A couple of blocks from my home, there is a cacao shop.
It is wide open to the street with a sweet tiny little garden in the back. A couple of tables, too. Lots of plants.
When you decide to glide into the shop - I don't think your left brain is part of this decision - you get immediately enveloped by the smell. It reminds me of my bakery, but with an edge. Because roasting cacao has some little edges that bread-baking, in its full roundness, doesn't.
Every time I walk in, I get a feeling similar to falling in love.
Today, I asked the girl behind the counter if she could still smell it. "Just for the first ten minutes after I get here," she tells me. Yes, the bakery was like that, too.
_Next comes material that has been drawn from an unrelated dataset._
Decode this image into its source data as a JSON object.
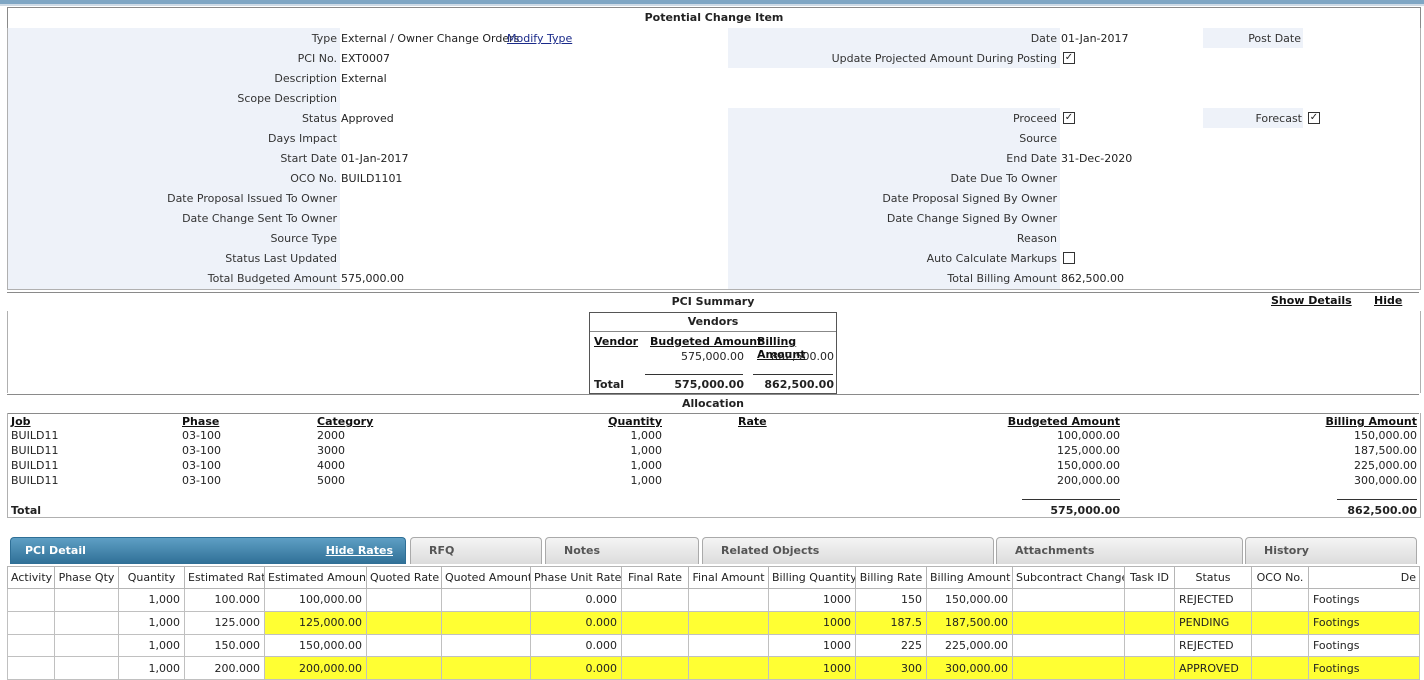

You can pleasure yourself (it's the direct translation of the French "se faire plaisir," and I know it's weird in English - but there is no other sentence for me to use in this case) with a cup of dark hot chocolate, or maybe a truffle or three, or something frozen, or maybe even a jar of cacao infused body cream.
And while you wait, you can munch on freshly roasted cacao bean from the small basket on the counter.
But for me, ever since I had my first sip a year ago, it's always the same: Agua de Cacao.
Crispy cold, not very sweet, intensely chocolate-y with a whisper of cinnamon. A gritty sludge at the bottom that lets you know that this is the real deal.
I bet that's what we drink in heaven.